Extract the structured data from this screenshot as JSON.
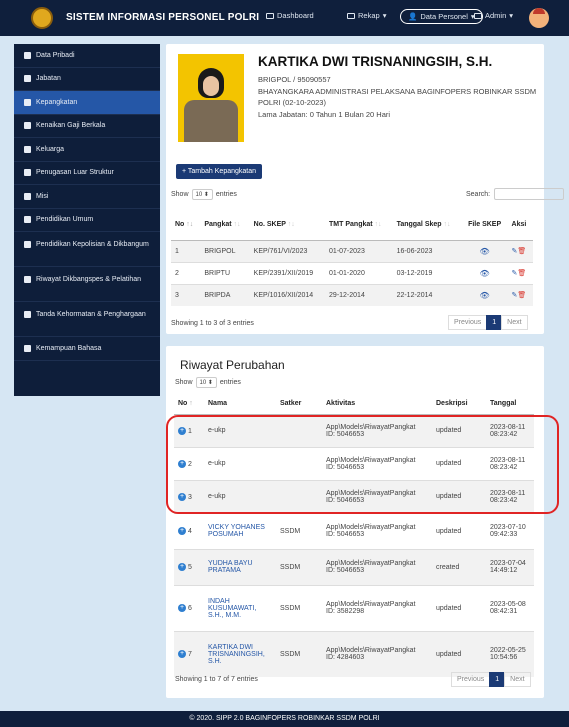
{
  "app": {
    "title": "SISTEM INFORMASI PERSONEL POLRI"
  },
  "nav": {
    "dashboard": "Dashboard",
    "rekap": "Rekap",
    "data_personel": "Data Personel",
    "admin": "Admin"
  },
  "sidebar": {
    "items": [
      {
        "label": "Data Pribadi"
      },
      {
        "label": "Jabatan"
      },
      {
        "label": "Kepangkatan"
      },
      {
        "label": "Kenaikan Gaji Berkala"
      },
      {
        "label": "Keluarga"
      },
      {
        "label": "Penugasan Luar Struktur"
      },
      {
        "label": "Misi"
      },
      {
        "label": "Pendidikan Umum"
      },
      {
        "label": "Pendidikan Kepolisian & Dikbangum"
      },
      {
        "label": "Riwayat Dikbangspes & Pelatihan"
      },
      {
        "label": "Tanda Kehormatan & Penghargaan"
      },
      {
        "label": "Kemampuan Bahasa"
      }
    ]
  },
  "profile": {
    "name": "KARTIKA DWI TRISNANINGSIH, S.H.",
    "rank_nrp": "BRIGPOL / 95090557",
    "position": "BHAYANGKARA ADMINISTRASI PELAKSANA BAGINFOPERS ROBINKAR SSDM POLRI (02-10-2023)",
    "tenure": "Lama Jabatan: 0 Tahun 1 Bulan 20 Hari"
  },
  "kepangkatan": {
    "add_button": "+ Tambah Kepangkatan",
    "show": "Show",
    "entries_value": "10",
    "entries": "entries",
    "search_label": "Search:",
    "headers": [
      "No",
      "Pangkat",
      "No. SKEP",
      "TMT Pangkat",
      "Tanggal Skep",
      "File SKEP",
      "Aksi"
    ],
    "rows": [
      {
        "no": "1",
        "pangkat": "BRIGPOL",
        "skep": "KEP/761/VI/2023",
        "tmt": "01-07-2023",
        "tgl": "16-06-2023"
      },
      {
        "no": "2",
        "pangkat": "BRIPTU",
        "skep": "KEP/2391/XII/2019",
        "tmt": "01-01-2020",
        "tgl": "03-12-2019"
      },
      {
        "no": "3",
        "pangkat": "BRIPDA",
        "skep": "KEP/1016/XII/2014",
        "tmt": "29-12-2014",
        "tgl": "22-12-2014"
      }
    ],
    "info": "Showing 1 to 3 of 3 entries",
    "prev": "Previous",
    "page": "1",
    "next": "Next"
  },
  "riwayat": {
    "title": "Riwayat Perubahan",
    "show": "Show",
    "entries_value": "10",
    "entries": "entries",
    "headers": [
      "No",
      "Nama",
      "Satker",
      "Aktivitas",
      "Deskripsi",
      "Tanggal"
    ],
    "rows": [
      {
        "no": "1",
        "nama": "e-ukp",
        "satker": "",
        "akt1": "App\\Models\\RiwayatPangkat",
        "akt2": "ID: 5046653",
        "desc": "updated",
        "tgl1": "2023-08-11",
        "tgl2": "08:23:42"
      },
      {
        "no": "2",
        "nama": "e-ukp",
        "satker": "",
        "akt1": "App\\Models\\RiwayatPangkat",
        "akt2": "ID: 5046653",
        "desc": "updated",
        "tgl1": "2023-08-11",
        "tgl2": "08:23:42"
      },
      {
        "no": "3",
        "nama": "e-ukp",
        "satker": "",
        "akt1": "App\\Models\\RiwayatPangkat",
        "akt2": "ID: 5046653",
        "desc": "updated",
        "tgl1": "2023-08-11",
        "tgl2": "08:23:42"
      },
      {
        "no": "4",
        "nama": "VICKY YOHANES POSUMAH",
        "satker": "SSDM",
        "akt1": "App\\Models\\RiwayatPangkat",
        "akt2": "ID: 5046653",
        "desc": "updated",
        "tgl1": "2023-07-10",
        "tgl2": "09:42:33"
      },
      {
        "no": "5",
        "nama": "YUDHA BAYU PRATAMA",
        "satker": "SSDM",
        "akt1": "App\\Models\\RiwayatPangkat",
        "akt2": "ID: 5046653",
        "desc": "created",
        "tgl1": "2023-07-04",
        "tgl2": "14:49:12"
      },
      {
        "no": "6",
        "nama": "INDAH KUSUMAWATI, S.H., M.M.",
        "satker": "SSDM",
        "akt1": "App\\Models\\RiwayatPangkat",
        "akt2": "ID: 3582298",
        "desc": "updated",
        "tgl1": "2023-05-08",
        "tgl2": "08:42:31"
      },
      {
        "no": "7",
        "nama": "KARTIKA DWI TRISNANINGSIH, S.H.",
        "satker": "SSDM",
        "akt1": "App\\Models\\RiwayatPangkat",
        "akt2": "ID: 4284603",
        "desc": "updated",
        "tgl1": "2022-05-25",
        "tgl2": "10:54:56"
      }
    ],
    "info": "Showing 1 to 7 of 7 entries",
    "prev": "Previous",
    "page": "1",
    "next": "Next"
  },
  "footer": {
    "text": "© 2020. SIPP 2.0 BAGINFOPERS ROBINKAR SSDM POLRI"
  },
  "colors": {
    "navy": "#0f1f3c",
    "active": "#2557a7",
    "highlight": "#e02424"
  }
}
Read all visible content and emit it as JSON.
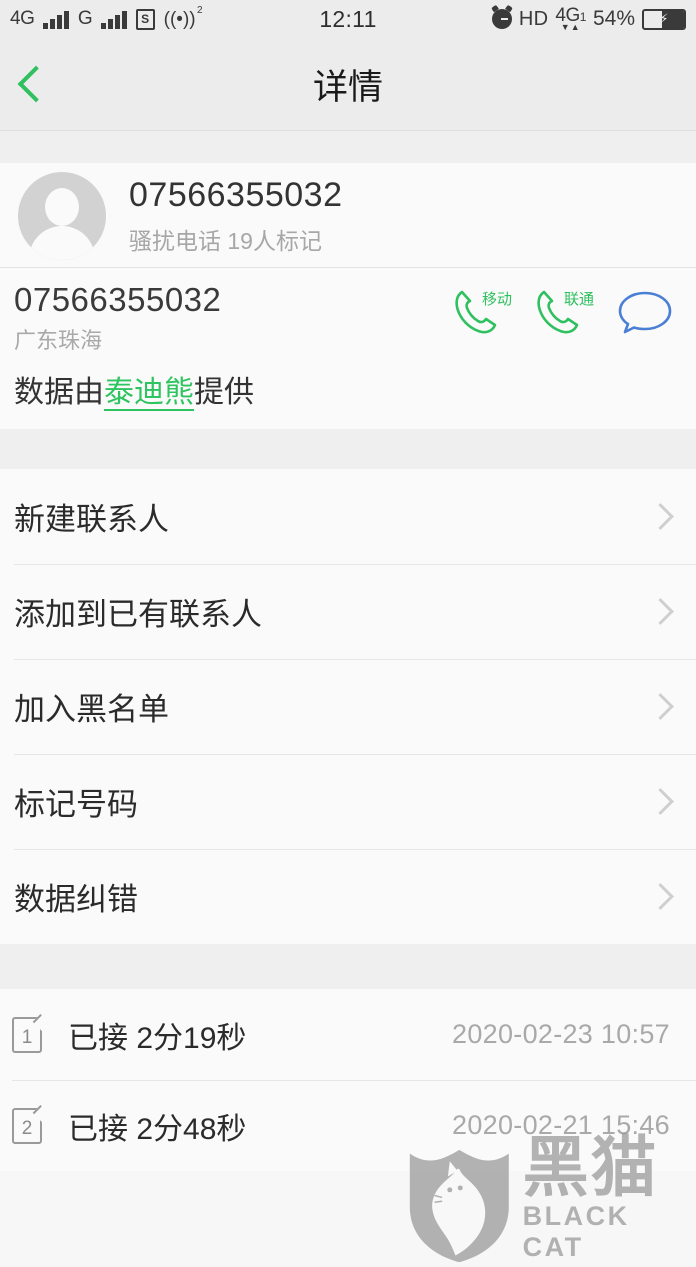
{
  "status_bar": {
    "net_primary": "4G",
    "net_secondary": "G",
    "sim_badge": "S",
    "wifi_sup": "2",
    "time": "12:11",
    "hd_label": "HD",
    "volte_label": "4G",
    "volte_sub": "1",
    "volte_arrows": "▼▲",
    "battery_pct": "54%",
    "battery_charging": "⚡"
  },
  "header": {
    "title": "详情",
    "back_label": "返回"
  },
  "contact": {
    "number": "07566355032",
    "tag": "骚扰电话 19人标记"
  },
  "number_info": {
    "number": "07566355032",
    "location": "广东珠海",
    "source_prefix": "数据由",
    "source_link": "泰迪熊",
    "source_suffix": "提供",
    "actions": [
      {
        "name": "call-mobile",
        "label": "移动",
        "color": "#2fc05f"
      },
      {
        "name": "call-unicom",
        "label": "联通",
        "color": "#2fc05f"
      },
      {
        "name": "send-message",
        "label": "",
        "color": "#4a7fd6"
      }
    ]
  },
  "menu": {
    "items": [
      {
        "label": "新建联系人"
      },
      {
        "label": "添加到已有联系人"
      },
      {
        "label": "加入黑名单"
      },
      {
        "label": "标记号码"
      },
      {
        "label": "数据纠错"
      }
    ]
  },
  "call_log": {
    "items": [
      {
        "sim": "1",
        "text": "已接 2分19秒",
        "date": "2020-02-23 10:57"
      },
      {
        "sim": "2",
        "text": "已接 2分48秒",
        "date": "2020-02-21 15:46"
      }
    ]
  },
  "watermark": {
    "cn": "黑猫",
    "en": "BLACK CAT"
  },
  "colors": {
    "accent_green": "#2ec45f",
    "message_blue": "#4a7fd6",
    "header_bg": "#ececec",
    "page_bg": "#efefef",
    "card_bg": "#fafafa"
  }
}
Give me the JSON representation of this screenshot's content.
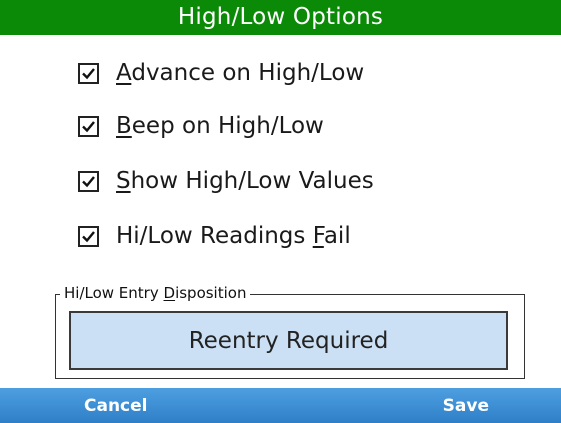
{
  "title": "High/Low Options",
  "options": [
    {
      "mnemonic": "A",
      "rest": "dvance on High/Low",
      "checked": true
    },
    {
      "mnemonic": "B",
      "rest": "eep on High/Low",
      "checked": true
    },
    {
      "mnemonic": "S",
      "rest": "how High/Low Values",
      "checked": true
    },
    {
      "before": "Hi/Low Readings ",
      "mnemonic": "F",
      "rest": "ail",
      "checked": true
    }
  ],
  "disposition": {
    "legend_before": "Hi/Low Entry ",
    "legend_mnemonic": "D",
    "legend_rest": "isposition",
    "value": "Reentry Required"
  },
  "softkeys": {
    "left": "Cancel",
    "right": "Save"
  },
  "colors": {
    "titlebar": "#0a8a06",
    "softbar": "#3d8fd6",
    "disposition_bg": "#cce0f5"
  },
  "icons": {
    "checkbox": "checkmark-icon"
  }
}
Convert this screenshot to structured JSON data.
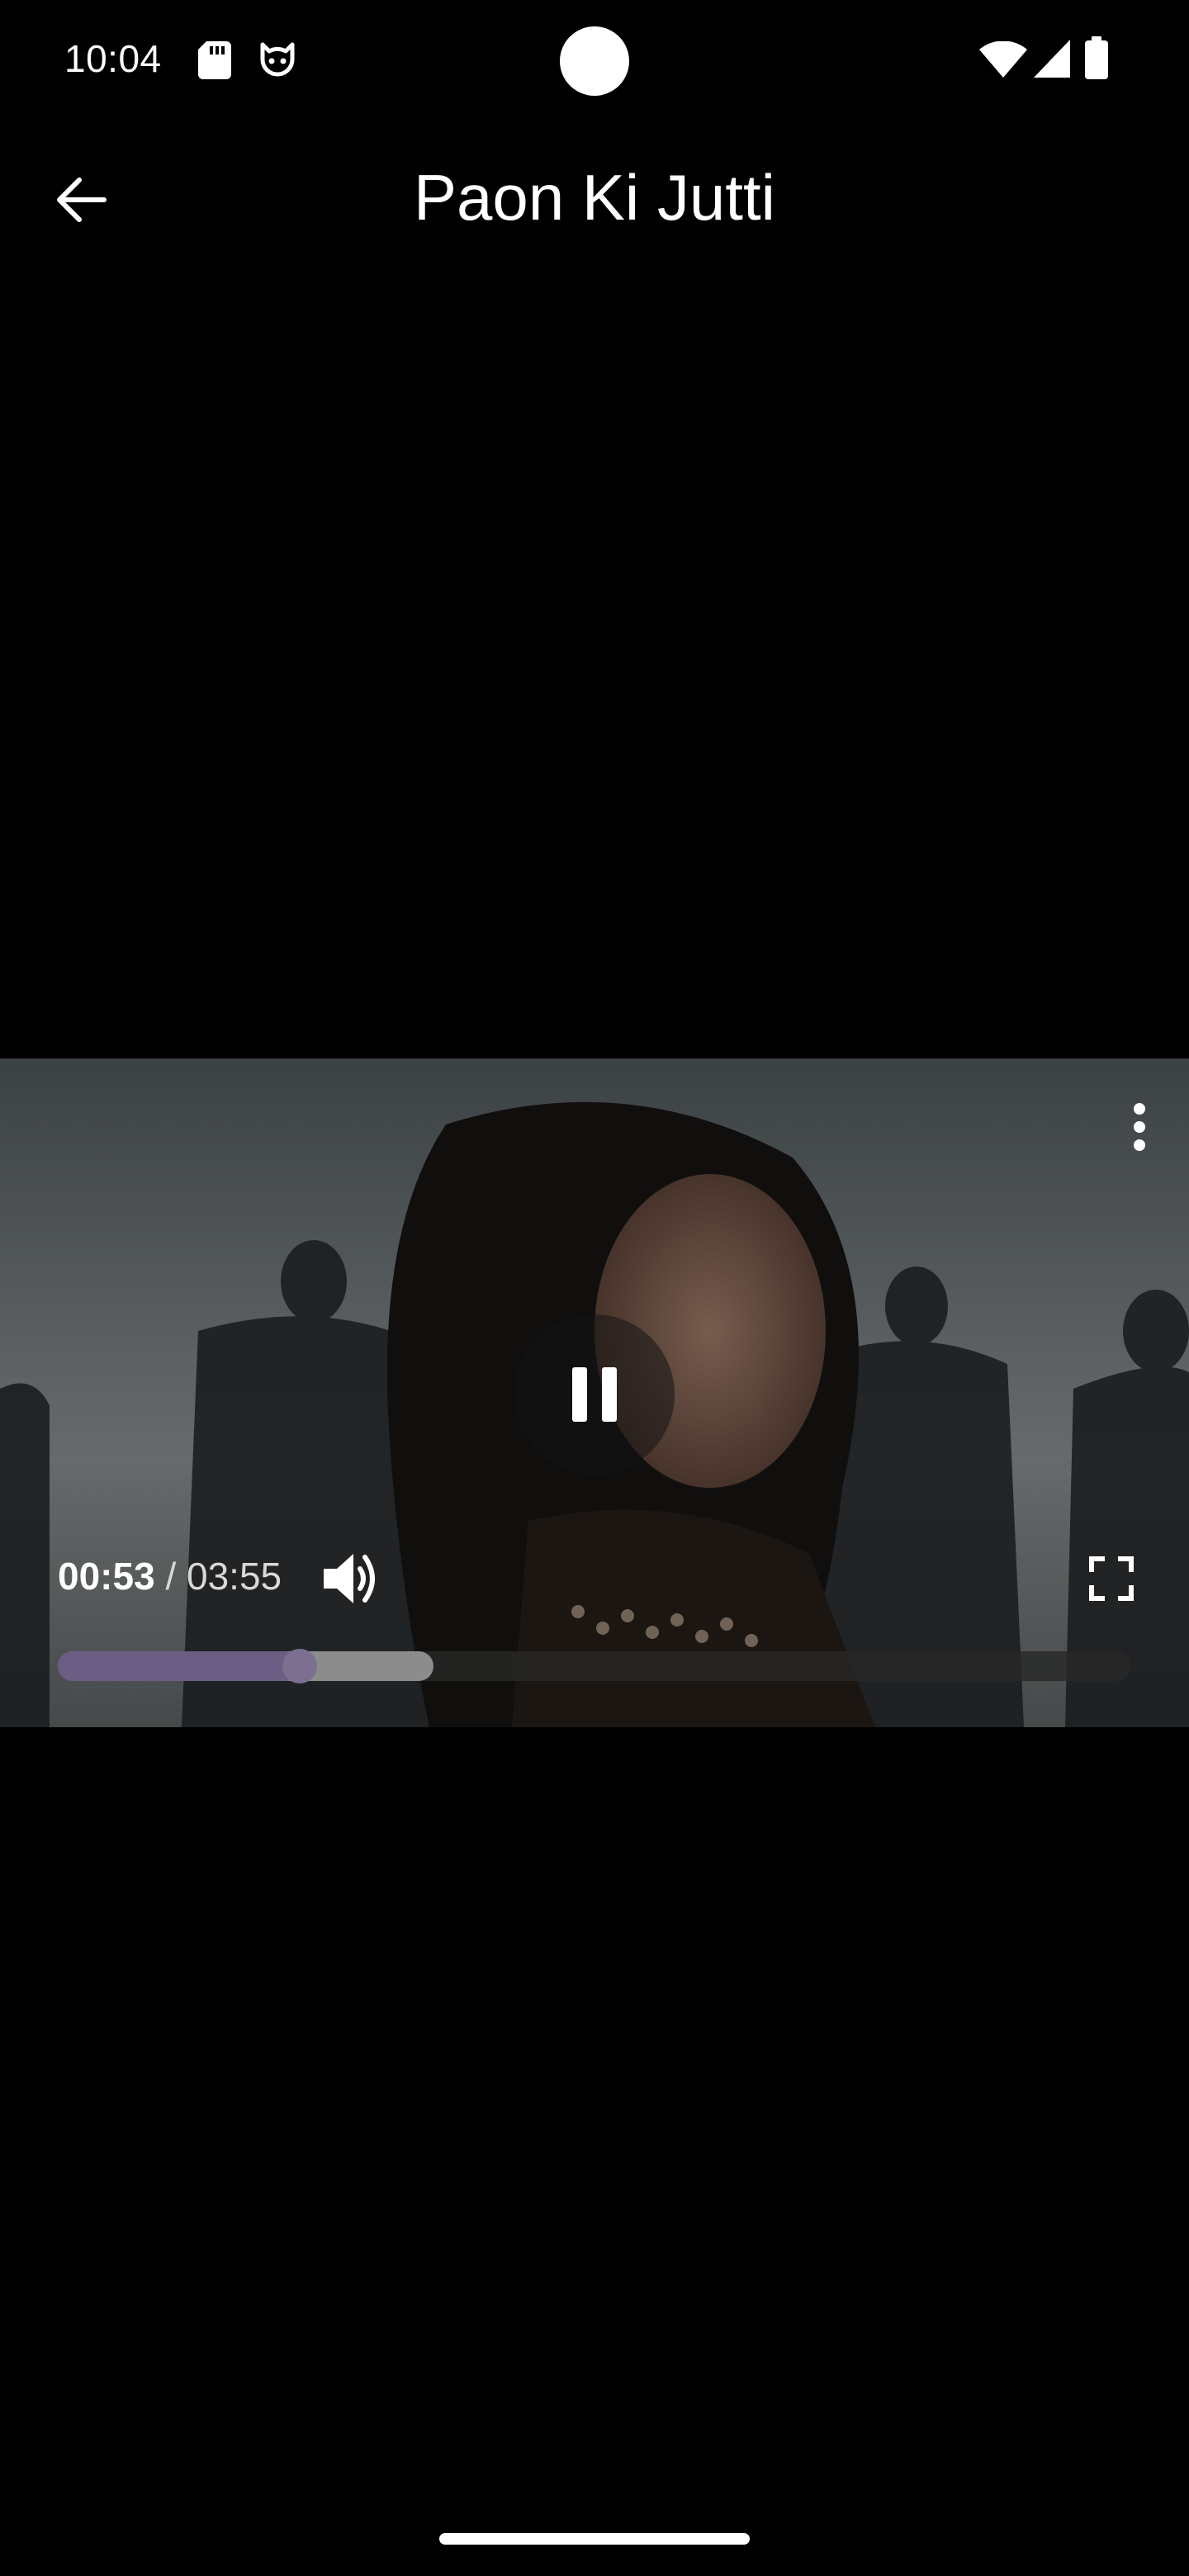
{
  "status_bar": {
    "time": "10:04",
    "left_icons": [
      "sd-card-icon",
      "cat-face-icon"
    ],
    "right_icons": [
      "wifi-icon",
      "cell-signal-icon",
      "battery-icon"
    ]
  },
  "app_bar": {
    "back_icon": "arrow-left-icon",
    "title": "Paon Ki Jutti"
  },
  "video_player": {
    "state": "playing",
    "current_time": "00:53",
    "separator": "/",
    "total_time": "03:55",
    "progress_fraction": 0.225,
    "buffered_fraction": 0.35,
    "colors": {
      "played": "#6b5d84",
      "buffered": "#8c8c8c",
      "track": "#282828"
    },
    "icons": {
      "more": "more-vert-icon",
      "pause": "pause-icon",
      "volume": "volume-up-icon",
      "fullscreen": "fullscreen-icon"
    }
  }
}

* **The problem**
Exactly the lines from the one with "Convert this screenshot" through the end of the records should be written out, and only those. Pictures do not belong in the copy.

* **Response area**
Convert this screenshot to structured JSON data.
{
  "status_bar": {
    "time": "10:04",
    "left_icons": [
      "sd-card-icon",
      "cat-face-icon"
    ],
    "right_icons": [
      "wifi-icon",
      "cell-signal-icon",
      "battery-icon"
    ]
  },
  "app_bar": {
    "back_icon": "arrow-left-icon",
    "title": "Paon Ki Jutti"
  },
  "video_player": {
    "state": "playing",
    "current_time": "00:53",
    "separator": "/",
    "total_time": "03:55",
    "progress_fraction": 0.225,
    "buffered_fraction": 0.35,
    "colors": {
      "played": "#6b5d84",
      "buffered": "#8c8c8c",
      "track": "#282828"
    },
    "icons": {
      "more": "more-vert-icon",
      "pause": "pause-icon",
      "volume": "volume-up-icon",
      "fullscreen": "fullscreen-icon"
    }
  }
}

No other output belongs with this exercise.